### Task inputs

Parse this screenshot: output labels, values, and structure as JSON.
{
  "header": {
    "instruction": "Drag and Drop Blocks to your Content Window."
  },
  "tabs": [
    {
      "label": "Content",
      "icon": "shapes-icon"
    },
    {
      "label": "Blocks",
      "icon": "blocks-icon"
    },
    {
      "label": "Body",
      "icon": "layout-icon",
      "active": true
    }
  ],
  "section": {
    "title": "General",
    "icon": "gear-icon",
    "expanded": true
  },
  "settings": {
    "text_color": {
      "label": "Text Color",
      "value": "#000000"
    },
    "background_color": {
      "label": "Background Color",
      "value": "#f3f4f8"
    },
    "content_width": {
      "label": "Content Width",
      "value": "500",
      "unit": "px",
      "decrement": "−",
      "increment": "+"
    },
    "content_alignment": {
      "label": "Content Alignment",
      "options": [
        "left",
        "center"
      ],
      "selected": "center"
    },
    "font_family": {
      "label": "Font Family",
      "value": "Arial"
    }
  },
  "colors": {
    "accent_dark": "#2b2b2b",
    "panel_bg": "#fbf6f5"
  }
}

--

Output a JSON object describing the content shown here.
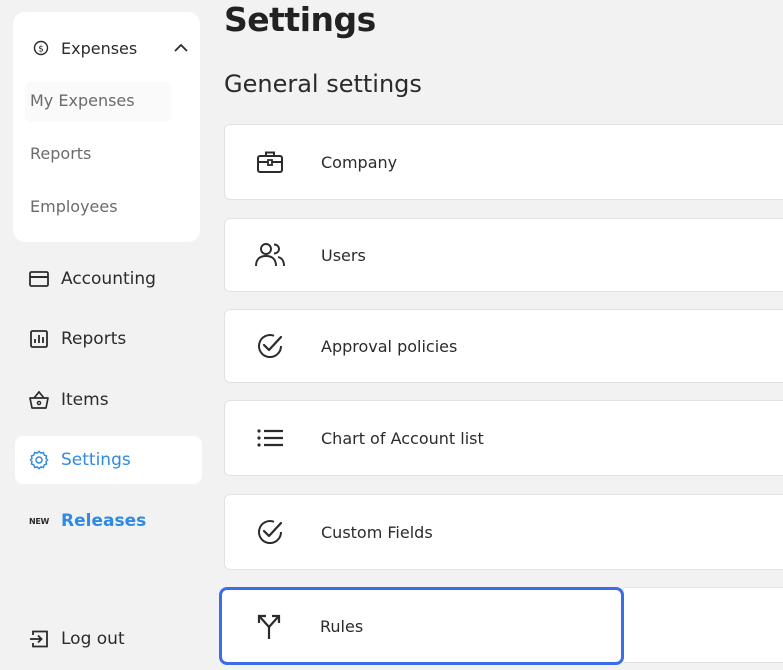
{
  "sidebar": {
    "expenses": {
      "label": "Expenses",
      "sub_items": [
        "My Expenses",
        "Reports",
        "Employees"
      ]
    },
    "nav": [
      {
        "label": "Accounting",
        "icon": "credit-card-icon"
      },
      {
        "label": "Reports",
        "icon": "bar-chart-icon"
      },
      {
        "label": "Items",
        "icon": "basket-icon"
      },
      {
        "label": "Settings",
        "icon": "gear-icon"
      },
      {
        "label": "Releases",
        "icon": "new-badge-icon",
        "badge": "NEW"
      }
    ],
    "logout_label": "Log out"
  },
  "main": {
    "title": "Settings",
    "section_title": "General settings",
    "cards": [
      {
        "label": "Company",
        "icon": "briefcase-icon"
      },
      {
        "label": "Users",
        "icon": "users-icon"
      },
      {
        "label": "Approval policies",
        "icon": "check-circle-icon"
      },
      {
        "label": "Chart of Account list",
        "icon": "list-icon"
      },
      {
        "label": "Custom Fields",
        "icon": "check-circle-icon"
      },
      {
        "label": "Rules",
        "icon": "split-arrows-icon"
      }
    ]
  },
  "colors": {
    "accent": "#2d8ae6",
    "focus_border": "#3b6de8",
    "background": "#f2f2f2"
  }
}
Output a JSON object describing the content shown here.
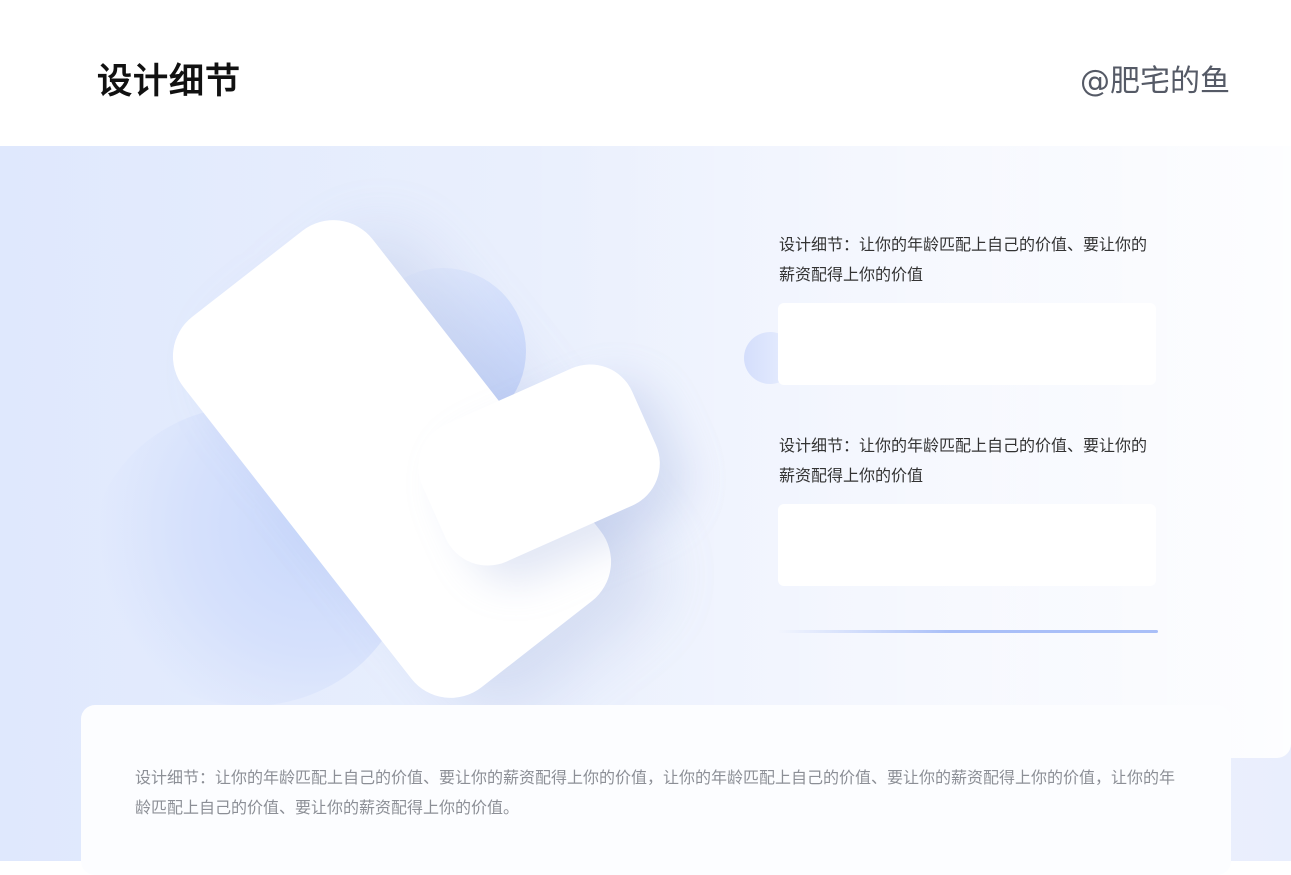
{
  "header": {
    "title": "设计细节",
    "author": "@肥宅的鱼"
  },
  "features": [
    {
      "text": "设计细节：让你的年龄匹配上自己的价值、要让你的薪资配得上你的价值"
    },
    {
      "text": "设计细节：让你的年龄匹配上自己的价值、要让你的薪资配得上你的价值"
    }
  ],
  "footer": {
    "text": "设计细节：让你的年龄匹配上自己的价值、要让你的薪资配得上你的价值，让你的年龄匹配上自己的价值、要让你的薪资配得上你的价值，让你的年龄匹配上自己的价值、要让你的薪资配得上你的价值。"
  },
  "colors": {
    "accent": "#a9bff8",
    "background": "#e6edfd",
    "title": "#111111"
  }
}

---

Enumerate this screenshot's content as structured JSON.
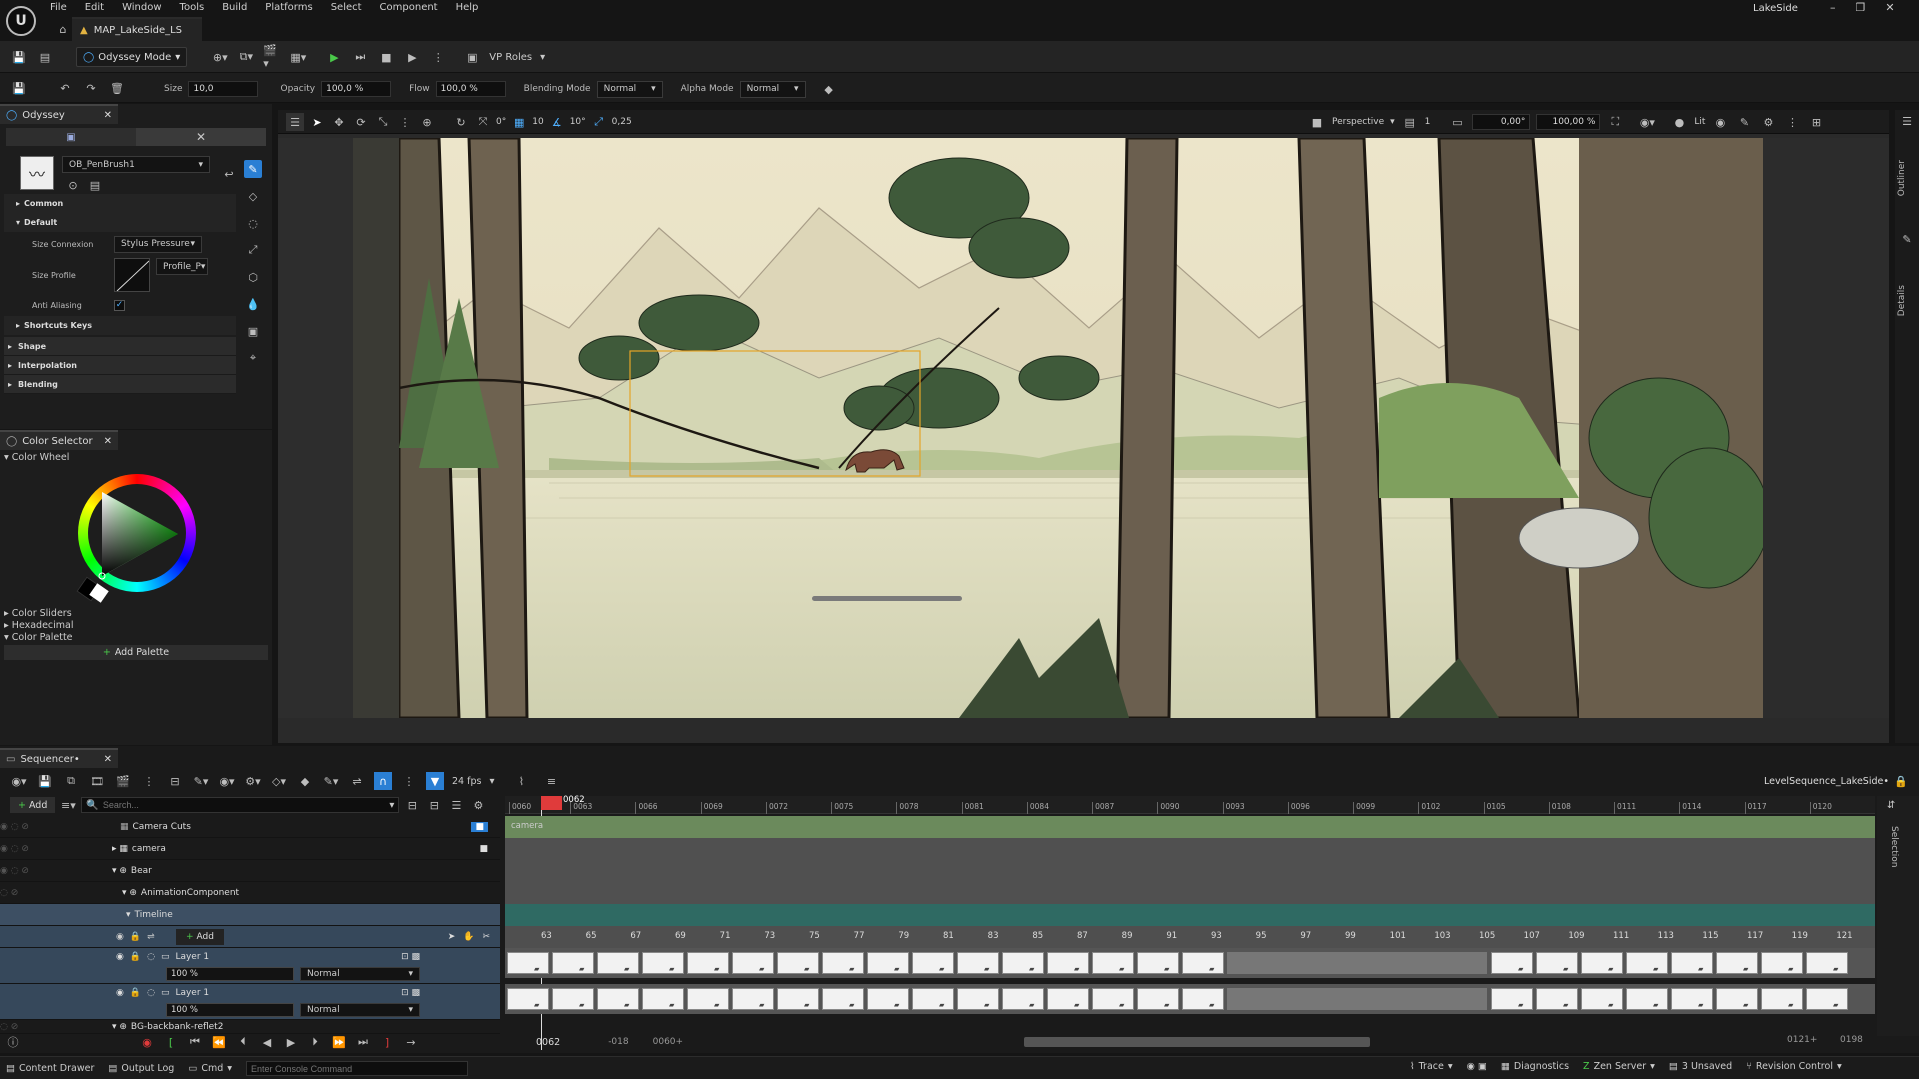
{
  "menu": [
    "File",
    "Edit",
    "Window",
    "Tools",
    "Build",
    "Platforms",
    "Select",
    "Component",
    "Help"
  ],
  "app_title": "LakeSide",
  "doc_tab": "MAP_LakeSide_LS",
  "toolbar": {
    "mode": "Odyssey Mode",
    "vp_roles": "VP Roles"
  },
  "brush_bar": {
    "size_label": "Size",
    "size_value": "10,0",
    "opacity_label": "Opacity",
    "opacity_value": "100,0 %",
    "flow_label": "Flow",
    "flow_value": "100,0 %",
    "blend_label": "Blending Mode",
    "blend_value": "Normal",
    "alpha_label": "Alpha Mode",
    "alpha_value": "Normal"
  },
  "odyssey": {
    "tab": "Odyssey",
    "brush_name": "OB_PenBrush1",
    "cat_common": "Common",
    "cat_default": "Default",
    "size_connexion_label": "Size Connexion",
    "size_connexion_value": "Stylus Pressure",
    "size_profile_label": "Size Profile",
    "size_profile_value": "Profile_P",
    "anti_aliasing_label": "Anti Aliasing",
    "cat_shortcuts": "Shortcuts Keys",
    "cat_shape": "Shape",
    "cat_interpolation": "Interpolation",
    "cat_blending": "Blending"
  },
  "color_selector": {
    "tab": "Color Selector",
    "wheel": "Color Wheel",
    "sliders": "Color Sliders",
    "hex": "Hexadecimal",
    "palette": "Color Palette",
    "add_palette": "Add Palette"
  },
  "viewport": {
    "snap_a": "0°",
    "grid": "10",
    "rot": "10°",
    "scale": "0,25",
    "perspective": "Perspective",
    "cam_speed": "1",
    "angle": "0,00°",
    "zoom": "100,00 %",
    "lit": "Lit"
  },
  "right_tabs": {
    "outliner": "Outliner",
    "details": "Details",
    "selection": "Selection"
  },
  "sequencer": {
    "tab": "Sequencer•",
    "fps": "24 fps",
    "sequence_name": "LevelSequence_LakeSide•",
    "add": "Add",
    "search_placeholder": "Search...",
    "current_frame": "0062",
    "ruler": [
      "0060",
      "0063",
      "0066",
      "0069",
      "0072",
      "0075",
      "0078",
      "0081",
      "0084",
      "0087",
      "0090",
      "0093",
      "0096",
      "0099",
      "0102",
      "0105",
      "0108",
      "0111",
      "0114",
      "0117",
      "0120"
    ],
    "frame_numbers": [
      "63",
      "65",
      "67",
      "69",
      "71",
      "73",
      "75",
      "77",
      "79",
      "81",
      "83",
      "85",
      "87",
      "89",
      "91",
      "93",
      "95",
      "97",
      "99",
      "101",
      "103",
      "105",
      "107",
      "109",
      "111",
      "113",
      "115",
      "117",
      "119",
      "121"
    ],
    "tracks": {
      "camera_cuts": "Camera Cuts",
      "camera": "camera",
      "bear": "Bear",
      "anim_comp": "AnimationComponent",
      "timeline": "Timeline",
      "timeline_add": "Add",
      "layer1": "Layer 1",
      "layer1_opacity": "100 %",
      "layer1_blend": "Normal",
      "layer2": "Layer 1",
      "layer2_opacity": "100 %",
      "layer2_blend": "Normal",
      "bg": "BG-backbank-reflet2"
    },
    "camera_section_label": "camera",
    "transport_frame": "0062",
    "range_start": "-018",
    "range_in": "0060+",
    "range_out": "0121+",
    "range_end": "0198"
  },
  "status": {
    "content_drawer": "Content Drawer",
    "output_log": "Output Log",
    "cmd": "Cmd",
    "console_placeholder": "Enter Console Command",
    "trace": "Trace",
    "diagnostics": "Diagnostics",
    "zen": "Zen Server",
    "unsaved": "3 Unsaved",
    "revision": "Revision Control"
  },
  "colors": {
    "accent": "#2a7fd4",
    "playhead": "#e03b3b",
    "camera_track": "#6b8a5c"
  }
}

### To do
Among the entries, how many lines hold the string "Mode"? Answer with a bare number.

### Exercise output
3